Brian D Williams wrote:
> From: "Robert J. Bradbury" <email@example.com>
> >Yes of course, but in this (rare) instance I was assuming
> >no-nanotech. I think I was commenting on Anders' game setup, which
> >sounded like there was no nanotech. My Asteroid Mining Robot also
> >doesn't need nanotech (just lots of good microtech). We also
> >don't have rockets that use TNT or C + O2 for fuel. Yes we have
> >ion drives but the thrust is pretty low. I was basically trying
> >to parallize the development paths -- we *can* go to space before
> >nanotech with microtech (and if we are clever about it, we can
> >probably do it without involving the government).
> Indeed, in Kim Stanley Robinsons "Mars" trilogy they did this same
ARRGGGGHHHHHH. RObert!!!! I understand the concern about thrust, but
pounds of thrust is really irrelevant. Its specific impulse and kilowatt
hours that matters. Slow and steady wins the race.
The proper strategy is rather simple: go for the comets first. Once you
have fuel, you can go anywhere. Remember: NEEDS first, then WANTS later.

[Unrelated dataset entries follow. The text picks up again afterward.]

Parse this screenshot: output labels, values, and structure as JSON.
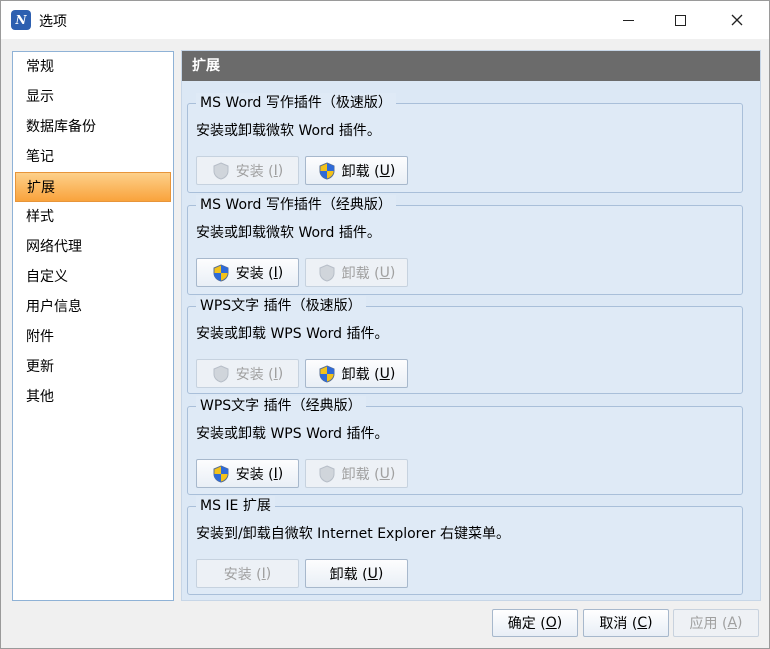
{
  "window": {
    "title": "选项",
    "icon_label": "N"
  },
  "nav": {
    "items": [
      {
        "label": "常规"
      },
      {
        "label": "显示"
      },
      {
        "label": "数据库备份"
      },
      {
        "label": "笔记"
      },
      {
        "label": "扩展"
      },
      {
        "label": "样式"
      },
      {
        "label": "网络代理"
      },
      {
        "label": "自定义"
      },
      {
        "label": "用户信息"
      },
      {
        "label": "附件"
      },
      {
        "label": "更新"
      },
      {
        "label": "其他"
      }
    ],
    "selected_index": 4
  },
  "content": {
    "header": "扩展",
    "groups": [
      {
        "title": "MS Word 写作插件（极速版）",
        "desc": "安装或卸载微软 Word 插件。",
        "install": {
          "label": "安装 (",
          "key": "I",
          "end": ")",
          "enabled": false
        },
        "uninstall": {
          "label": "卸载 (",
          "key": "U",
          "end": ")",
          "enabled": true
        }
      },
      {
        "title": "MS Word 写作插件（经典版）",
        "desc": "安装或卸载微软 Word 插件。",
        "install": {
          "label": "安装 (",
          "key": "I",
          "end": ")",
          "enabled": true
        },
        "uninstall": {
          "label": "卸载 (",
          "key": "U",
          "end": ")",
          "enabled": false
        }
      },
      {
        "title": "WPS文字 插件（极速版）",
        "desc": "安装或卸载 WPS Word 插件。",
        "install": {
          "label": "安装 (",
          "key": "I",
          "end": ")",
          "enabled": false
        },
        "uninstall": {
          "label": "卸载 (",
          "key": "U",
          "end": ")",
          "enabled": true
        }
      },
      {
        "title": "WPS文字 插件（经典版）",
        "desc": "安装或卸载 WPS Word 插件。",
        "install": {
          "label": "安装 (",
          "key": "I",
          "end": ")",
          "enabled": true
        },
        "uninstall": {
          "label": "卸载 (",
          "key": "U",
          "end": ")",
          "enabled": false
        }
      },
      {
        "title": "MS IE 扩展",
        "desc": "安装到/卸载自微软 Internet Explorer 右键菜单。",
        "install": {
          "label": "安装 (",
          "key": "I",
          "end": ")",
          "enabled": false
        },
        "uninstall": {
          "label": "卸载 (",
          "key": "U",
          "end": ")",
          "enabled": true
        }
      }
    ]
  },
  "footer": {
    "ok": {
      "label": "确定 (",
      "key": "O",
      "end": ")"
    },
    "cancel": {
      "label": "取消 (",
      "key": "C",
      "end": ")"
    },
    "apply": {
      "label": "应用 (",
      "key": "A",
      "end": ")"
    }
  },
  "colors": {
    "nav_selected": "#f9a33c",
    "header_bg": "#6b6b6b",
    "content_bg": "#dce8f5"
  },
  "icons": {
    "app": "notebook-app-icon",
    "shield": "uac-shield-icon",
    "minimize": "minimize-icon",
    "maximize": "maximize-icon",
    "close": "close-icon"
  }
}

Now, plant a base on a comet, and start thrusting. Heat from the
thrusters can be pumped into a laser to provide light for a sail on

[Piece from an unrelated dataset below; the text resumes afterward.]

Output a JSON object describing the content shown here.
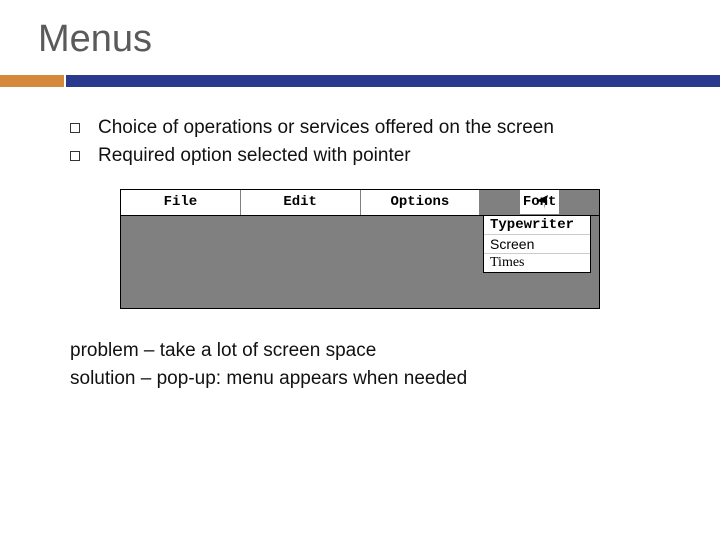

whatever you send onward to the metal asteroid.
THe other option is to go straight to the asteroid with a 10 kg
replicator that has 2 kg worth of solar cells (included). The replicator

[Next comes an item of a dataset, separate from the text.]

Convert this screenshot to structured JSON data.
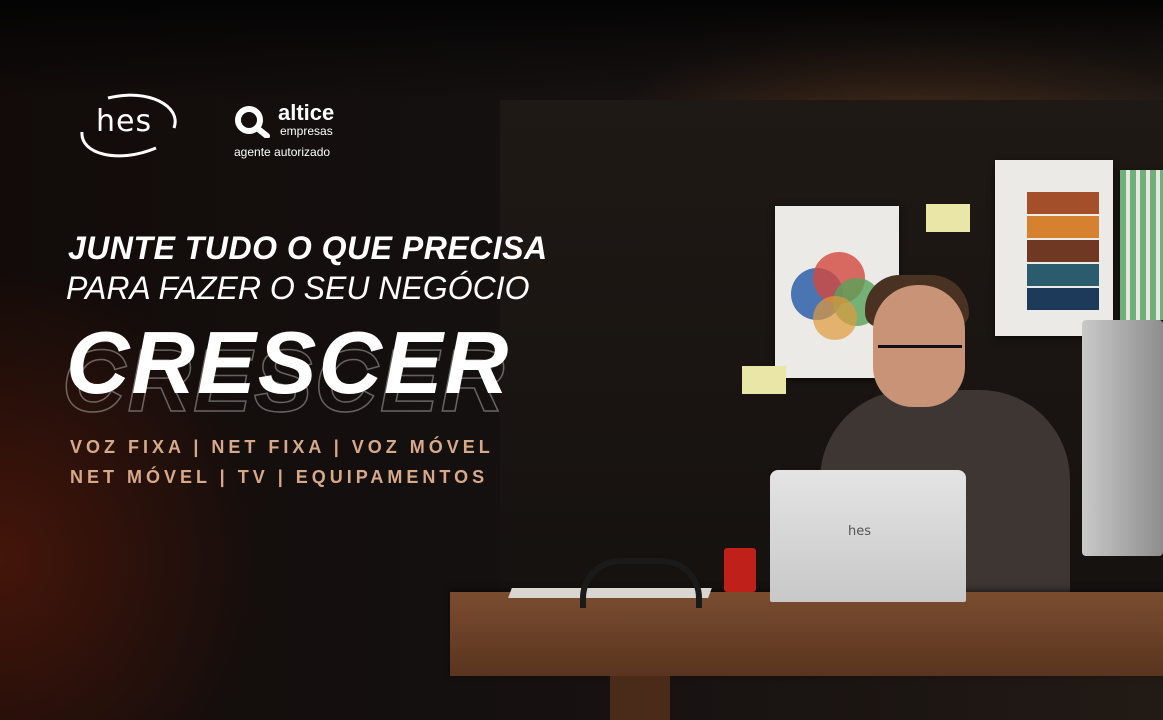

is programmed to construct tiny mass accelerators with solar panels all
over the surface, all interlinked in a neural network.
This archive was generated by hypermail 2b30 : Mon May 28 2001 - 09:59:42 MDT